Answer. I do not; I do not know what the agreement was between you and Colonel Miles; I stood apart from the conference somewhat; what I heard was simply to catch a few words here and there.
Question. Who officiated as chief of artillery?
Answer. Major McIlvane.
Question. Did he report on Sunday at any time, in the latter part of the day or at night, that the artillery ammunition was nearly expended?
Answer. Yes, sir.
Question. Did he report to Colonel Miles the next morning that it had all been distributed?
Answer. Yes, sir; that he found but thirty-six rounds, which had been equally divided between Captain McGrath and Captain Graham.
Question. Did Captain Rigby or Captain Potts, commanding batteries on the left, state, within your knowledge, to Colonel Miles, at any time on Sunday night or Monday morning, that their ammunition was expended?
Answer. They did not. Captain Graham, Captain McGrath, and Captain Von Sehlen reported that their ammunition was all exhausted. At that time the others on the left were pounding away incessantly, even after the council had broken up.
Question. Have you any knowledge of the number of batteries, or where they were located, of the enemy on the left of the line on Monday morning?
Answer. There were two intervals in the woods on the crest of Loudoun Heights.
Question. Commence with Maryland Heights.
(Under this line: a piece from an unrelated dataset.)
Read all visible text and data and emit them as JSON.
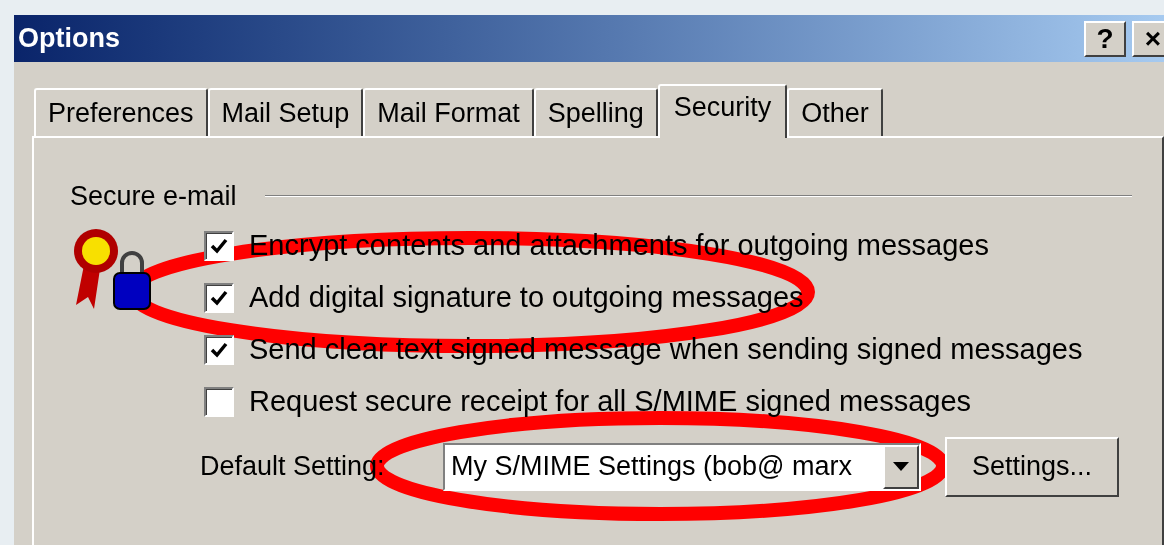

Answer. On Maryland Heights I did not observe but two guns of the enemy on the crest of the heights above where our battery was. In my judgment, they were a 6-pounder and 12-pounder howitzer. One gun seemed to throw a great deal farther than the other. On the crest of Loudoun Heights there were two positions which the enemy had on Sunday afternoon. There were originally two log-houses there, which Colonel Miles had destroyed in the first part of the summer. The enemy were busy there on Sunday afternoon, and we were shelling them while they were planting their batteries. At 2.30 Sunday afternoon they opened from both of these positions. I think they were a quarter of a mile apart. The woods were felled there and left a gap. They opened with three guns at one interval and four at the other. Afterward they brought two guns down below, between the two intervals, on the crest of a rock, and opened there. I cannot say whether they were extra guns or from those two intervals. Then, down on the extreme right, opposite the left ridge of Bolivar Heights, there was a plateau there near a house.
Question. East of the Shenandoah?
Answer. Across the Shenandoah from Harper's Ferry. If anything, it was a little higher elevation than Bolivar Heights itself, and enfiladed the heights. I do not know how many guns the enemy had there on Monday. It was on Monday morning that they opened there. They had planted them during the night. They opened just before daybreak on Monday morning. It was very misty, so that we could not see where these gaps were on the Loudoun Heights, on the plateau; the only way we could tell their position was by the flash of the guns. I could not see the battery or the men working the guns, on account of the mist and smoke. I suppose they must have had some half a dozen guns on the plateau, if not more. The fire from that position was very heavy, I know; principally directed to Potts' and Rigby's batteries. Then on the Charlestown road the enemy opened four guns in the woods there, and to the extreme right they opened two guns, on the Sherpherdstown road, in a piece of woods.
Question. Have you not omitted the principal battery firing upon Rigby that morning, on the prolongation of the ridge of Bolivar Heights, below the road across the river?
Answer. To the left of the Charlestown road? On the Harper's Ferry side there was a battery there, down near the position where Colonel Downey had the fight the night before.